Hans and Sara are available for seminars, lectures, demos or event booths. Their website contains details about looms, wheels, lessons as well as their show schedule. If you have questions or needs regarding spinning or weaving, these are the folks to call!

Sara von Tresckow
Hans von Tresckow

 Look for the Woolgatherers at the Wisconsin Sheep and Wool Festival in Jefferson, WI September  7-9, 2012 and at the Townline Art Fair at The Fine Line Gallery in Ephraim, WI.

Many thanks to Sara and Hans for hosting and supporting the Wisconsin SDA!! Sara, who was able to join the meeting while Hans watched the store, brought insights and humor along with her 30 years of fiber arts experience.

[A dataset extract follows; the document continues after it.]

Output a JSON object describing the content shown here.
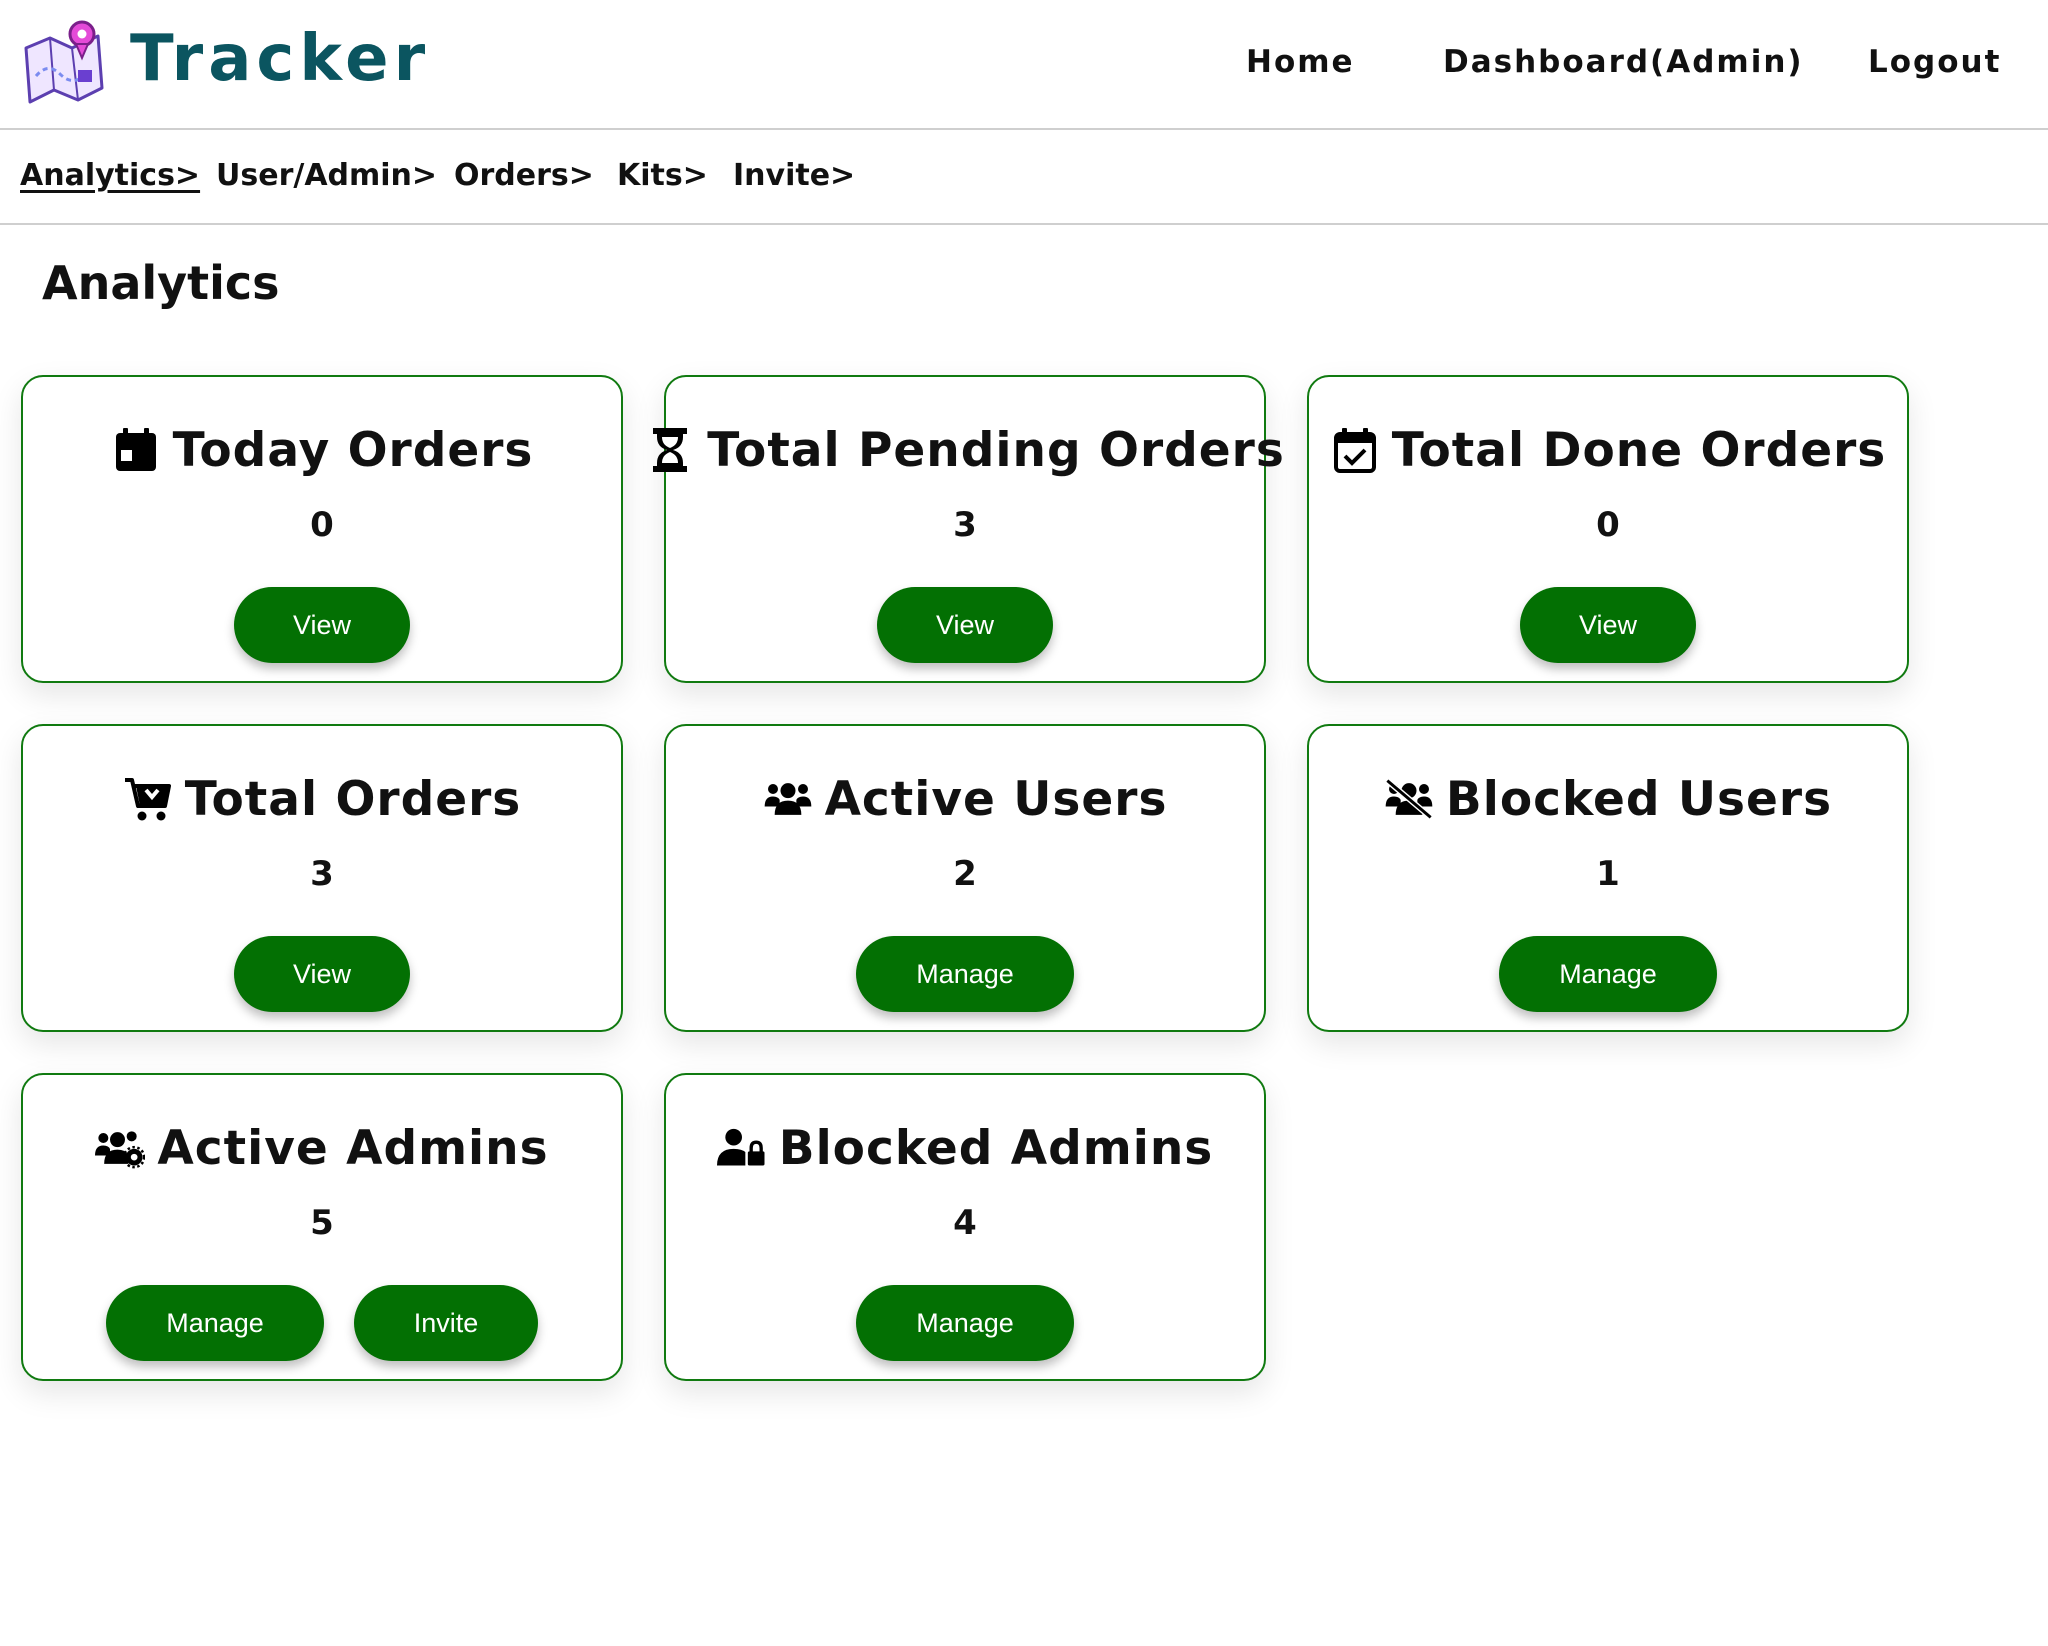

We enjoyed getting to know you and your shop.

For more information visit Woolgatherers or email Sara.

Fine Line Designs Gallery
Wisconsin Sheep and Wool Festival

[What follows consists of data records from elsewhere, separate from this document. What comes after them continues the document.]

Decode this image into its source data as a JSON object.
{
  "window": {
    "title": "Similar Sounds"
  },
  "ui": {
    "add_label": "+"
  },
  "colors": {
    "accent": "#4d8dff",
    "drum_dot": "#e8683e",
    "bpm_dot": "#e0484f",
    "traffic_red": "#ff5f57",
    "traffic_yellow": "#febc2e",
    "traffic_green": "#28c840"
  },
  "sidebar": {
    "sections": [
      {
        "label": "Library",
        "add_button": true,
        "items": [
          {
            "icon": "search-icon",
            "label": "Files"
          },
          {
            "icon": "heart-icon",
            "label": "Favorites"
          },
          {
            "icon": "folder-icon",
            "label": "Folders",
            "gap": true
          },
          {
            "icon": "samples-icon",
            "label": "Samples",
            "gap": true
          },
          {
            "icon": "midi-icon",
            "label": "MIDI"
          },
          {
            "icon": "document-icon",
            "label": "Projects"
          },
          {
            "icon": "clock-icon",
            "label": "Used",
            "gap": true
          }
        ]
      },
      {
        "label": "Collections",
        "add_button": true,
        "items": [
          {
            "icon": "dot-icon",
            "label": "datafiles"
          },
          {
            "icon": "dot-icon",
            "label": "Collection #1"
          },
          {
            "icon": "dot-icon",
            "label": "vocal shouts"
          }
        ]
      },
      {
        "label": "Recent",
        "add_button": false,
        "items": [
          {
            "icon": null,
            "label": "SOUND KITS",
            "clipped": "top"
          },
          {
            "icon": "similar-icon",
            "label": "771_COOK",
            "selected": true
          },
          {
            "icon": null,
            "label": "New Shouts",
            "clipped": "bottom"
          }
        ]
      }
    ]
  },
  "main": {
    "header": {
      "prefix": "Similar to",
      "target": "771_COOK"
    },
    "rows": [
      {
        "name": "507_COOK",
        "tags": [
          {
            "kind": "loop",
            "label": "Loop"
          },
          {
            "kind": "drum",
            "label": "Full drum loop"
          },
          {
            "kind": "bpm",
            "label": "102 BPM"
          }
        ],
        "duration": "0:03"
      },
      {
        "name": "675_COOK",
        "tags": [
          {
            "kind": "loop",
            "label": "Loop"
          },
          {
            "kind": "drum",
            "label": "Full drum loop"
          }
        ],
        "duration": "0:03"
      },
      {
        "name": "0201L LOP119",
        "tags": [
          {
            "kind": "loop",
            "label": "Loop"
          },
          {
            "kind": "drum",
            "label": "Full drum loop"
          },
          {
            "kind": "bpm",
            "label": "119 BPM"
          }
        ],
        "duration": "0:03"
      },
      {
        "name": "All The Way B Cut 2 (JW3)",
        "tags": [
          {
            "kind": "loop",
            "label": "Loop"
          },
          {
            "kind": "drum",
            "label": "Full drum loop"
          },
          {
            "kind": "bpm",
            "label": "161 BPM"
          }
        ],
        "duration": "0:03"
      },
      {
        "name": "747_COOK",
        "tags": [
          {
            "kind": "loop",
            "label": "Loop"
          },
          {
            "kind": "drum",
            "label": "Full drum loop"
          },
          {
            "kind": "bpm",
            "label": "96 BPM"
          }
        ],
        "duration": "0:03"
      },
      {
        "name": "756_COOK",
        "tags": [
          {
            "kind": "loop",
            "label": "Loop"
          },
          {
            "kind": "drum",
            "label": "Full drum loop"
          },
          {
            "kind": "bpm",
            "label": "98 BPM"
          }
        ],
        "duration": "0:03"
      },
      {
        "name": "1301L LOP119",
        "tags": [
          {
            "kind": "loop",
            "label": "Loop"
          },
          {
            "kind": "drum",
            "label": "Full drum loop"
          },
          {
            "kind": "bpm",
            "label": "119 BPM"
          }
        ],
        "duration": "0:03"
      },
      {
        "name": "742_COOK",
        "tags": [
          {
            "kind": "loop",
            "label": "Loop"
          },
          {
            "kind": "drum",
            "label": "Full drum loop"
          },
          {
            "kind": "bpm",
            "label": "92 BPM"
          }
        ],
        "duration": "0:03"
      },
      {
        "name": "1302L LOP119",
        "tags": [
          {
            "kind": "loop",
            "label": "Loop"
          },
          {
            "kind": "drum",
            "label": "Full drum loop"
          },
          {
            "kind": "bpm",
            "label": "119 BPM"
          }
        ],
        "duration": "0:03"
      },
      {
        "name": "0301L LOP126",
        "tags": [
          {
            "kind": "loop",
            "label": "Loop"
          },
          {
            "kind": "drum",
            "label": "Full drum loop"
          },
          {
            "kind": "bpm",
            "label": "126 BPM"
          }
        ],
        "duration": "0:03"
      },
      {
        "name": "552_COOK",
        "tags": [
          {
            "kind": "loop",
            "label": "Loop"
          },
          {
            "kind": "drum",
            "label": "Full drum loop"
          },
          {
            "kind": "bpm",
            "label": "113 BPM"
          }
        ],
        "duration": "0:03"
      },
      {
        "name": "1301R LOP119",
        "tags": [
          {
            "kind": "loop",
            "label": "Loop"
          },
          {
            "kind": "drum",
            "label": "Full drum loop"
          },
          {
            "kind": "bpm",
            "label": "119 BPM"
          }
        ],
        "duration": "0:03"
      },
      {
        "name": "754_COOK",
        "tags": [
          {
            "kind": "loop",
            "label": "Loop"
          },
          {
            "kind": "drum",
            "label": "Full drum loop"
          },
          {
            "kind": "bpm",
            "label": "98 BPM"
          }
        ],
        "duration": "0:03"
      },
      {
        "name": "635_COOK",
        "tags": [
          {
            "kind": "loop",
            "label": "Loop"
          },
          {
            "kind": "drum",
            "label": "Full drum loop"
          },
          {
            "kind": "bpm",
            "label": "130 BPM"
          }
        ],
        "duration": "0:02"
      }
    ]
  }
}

Coming soon--- new rep Lisa Sattell's blog about the meeting.

Friday, April 20, 2012

"Common Threads" exhibit in Stevens Point

Wisconsin SDA members Susan Smith Leschke and Donna Kallner are among the artists who will be exhibiting their work at the Riverfront Arts Center in Stevens Point, WI.  The exhibit, entitled "Common Threads",  begins April 20 with an opening reception from 5-7 PM and continues through May 27th.  Congratulations!!

For more information, visit:

Riverfront Arts Center:

Susan's blog:

Donna's blog:

Thursday, November 10, 2011

Metal and Willow on Silk

After Donna Kallner's inspiring demo at our October meeting, Alison Gates and Alicia Engstrom dove right in with silk ... Here are their results!

Right and left: Alicia's experiments with willow tea, nails, screws and wire. Alison created the center one by rolling horse shoe nails up, binding with wire and dousing with vinegar.


Friday, October 21, 2011

Fiber Art Exhibit- Prairie du Sac

Collaborative art partners and SDA members Donna Kjonaas (South Dakota) and Vicki Kessler (North Dakota) are the featured artists at a contemporary fiber exhibit entitled Holding the Holy.

The exhibit will be held at The River Arts Center in Prairie du Sac, a short drive west of Madison.

River Arts Center

Wednesday, October 19, 2011

Wisconsin SDA meeting October 15, 2011

Professor Alison Gates, Alicia Engstrom, Dr. Heidi Sherman of UW- Green Bay
holding traditional tools used to make flax
Our meeting at UW-Green Bay was very enjoyable AND educational. We had an excellent presentation by Professor Alison Gates, student and Flax Team member Alicia Engstrom, and Dr. Heidi Sherman, an authority on medieval history. The ground-breaking Flax Team hopes to continue their seed-to-cloth flax growing project. The process was chronicled by student Alicia Engstrom whose special interest areas are spinning and weaving fibers.

One of the plots is located on top of a campus building. Its visibility has created a buzz within the campus community that reaches beyond the Art and History Departments. Members of the team have received advice and support from many who are helping keep an eye on their "babies".

The team plans to start a website to document the progress of the project-- stay tuned!

Alicia Engstrom shows flax growth
Artist, teacher, writer and SDA member Donna Kallner presented a willow and tannin printing demo at the meeting. Donna and other members discussed India Flint's presentation at the SDA Conference, and Donna showed how she uses a botanical dye that grows in abundance in Wisconsin. Donna also makes willow charcoal which can be used to make marks on silk. Needless to say, there was a lot of note-taking going on during her demo and her silk samples were gorgeous.

Donna Kallner (l) , Alison Gates (r)
raw materials for willow print process
willow printed silk scarf
By popular request, Donna is blogging about this process at

We finished up the meeting with show and tell.  Laura Fisher-Bonvallet, weaver and designer of fine art wear, showed samples of her beautiful hand-woven wearables. Laura is a 2-time winner of the esteemed NICHE award and has her studio in Oneida, WI. See more of her work at:

Laura Fisher-Bonvallet w/ woven jacket
Thank you to all of our presenters and attendees-- it was a meeting full of beautiful art, enthusiasm and inspiration!